[Collins's] discursive, breathless, self-contradicting, breaking-off-and-circling-back techniques make the book feel like the testimony of a traumatized witness. Which, of course, it is. . . .
Collins, again and again, wants to know about her father, "would he have seen?" . . . The motif Collins most strongly associates with the character of the father . . . is the recurring line "he made change," a literal reference to his childhood jobs selling fruit . . . outside his uncle's restaurant (the Blue Front) and working at a drugstore.
But the agent of change he made, these poems suggest, is her. . . . Here, in a book concerned, above all, with historiography, her verbal dexterity takes a dark turn. . . . Shoot begins with the bullets aimed at [the lynching victim], evokes the gory snapshots taken of the crowd, and ends with what must be the poet's imperative: 'go ahead, tell.'"
To read the entire NY Times review please see: http://www.nytimes.com/2006/09/24/books/review/Goodyear.t.html
Through unflinching examination of her father's experience witnessing a black man's lynching, Collins has produced a commanding book-length poem.
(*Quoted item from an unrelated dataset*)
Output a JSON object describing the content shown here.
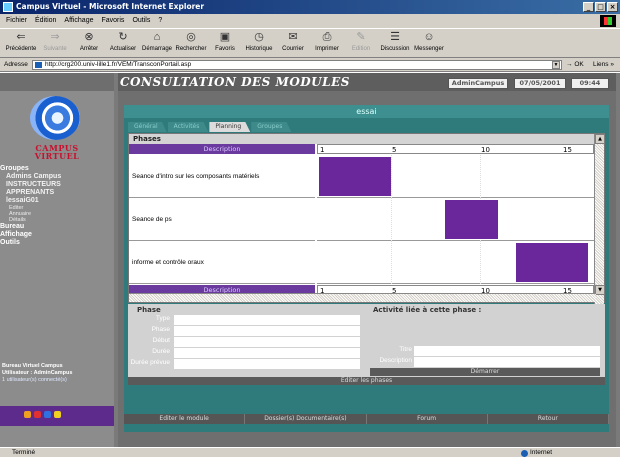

As a five-year-old in Cairo, Illinois, in 1909, Collins' father sold fruit in front of a restaurant. One November day, he was hoisted on a relative's shoulders to watch a bloodthirsty mob kill a black man and then, in an escalation of its "hunger," hang an accused white murderer. Collins carefully examines the event and its aftermath, especially the effect on her father…. She then extends her thoughtful scrutiny to incorporate newspaper accounts, photographs, personal accounts, and history to expose the way racism permeates all layers of society. Collins employs a staccato, matter-of-fact tone that strikes like a sledgehammer at persistent, if hidden, hate. More than worthy as poetry, Blue Front is also a powerful statement about America and a potent reminder of humankind's terrible potential.
—Janet St. John
Collins's fifth volume and first book-length poem concerns a horrifying lynching in her father's hometown. In sometimes narrative, sometimes impressionistic modes, Collins moves out from Cairo ("the most southern point in all the North") to the sad history of race relations in southern Illinois and throughout America since the Civil War. Snippets from letters, postcards, statistics, eyewitness reports and other documents mingle with Collins's own appalled voice to create a work that mixes resolve with horror: "Often they cut off parts for souvenirs... Children were often there they were being taught." . . . Collins . . . creates at once a compelling, bristling story and a collage of evidence about white guilt. . . . "What he had seen/ is also what I was," Collins writes: "I had to know."
Collins assembles a pastiche of found material -- excerpts from newspaper articles, speeches and interviews—and interlaces it with her own verse. She taps into race memory in America through her father's experience, experimenting with various poetic shapes to create a fragmented tapestry in which no evidence—even that of our own eyes—is wholly reliable. . . . Blue Front achieves a convincing—and chilling—cumulative effect."
[Blue Front] varies its rhythm, style, and meter from page to page, and explores human hate, mob mentality, culpability, and what it means to be white in a nation with a racist history. Once picked up, Blue Front cannot be put down.
Collins . . . infuses the authority of extensive research into a rich variety of prose and poetic forms to recreate the social climate of a dark era and the mindlessness of its injustice. Though she writes from an external perspective . . . her arrangement of the evidence in a fragmented but cumulatively coherent collage produces in the reader a profound revulsion from the anarchy of violence.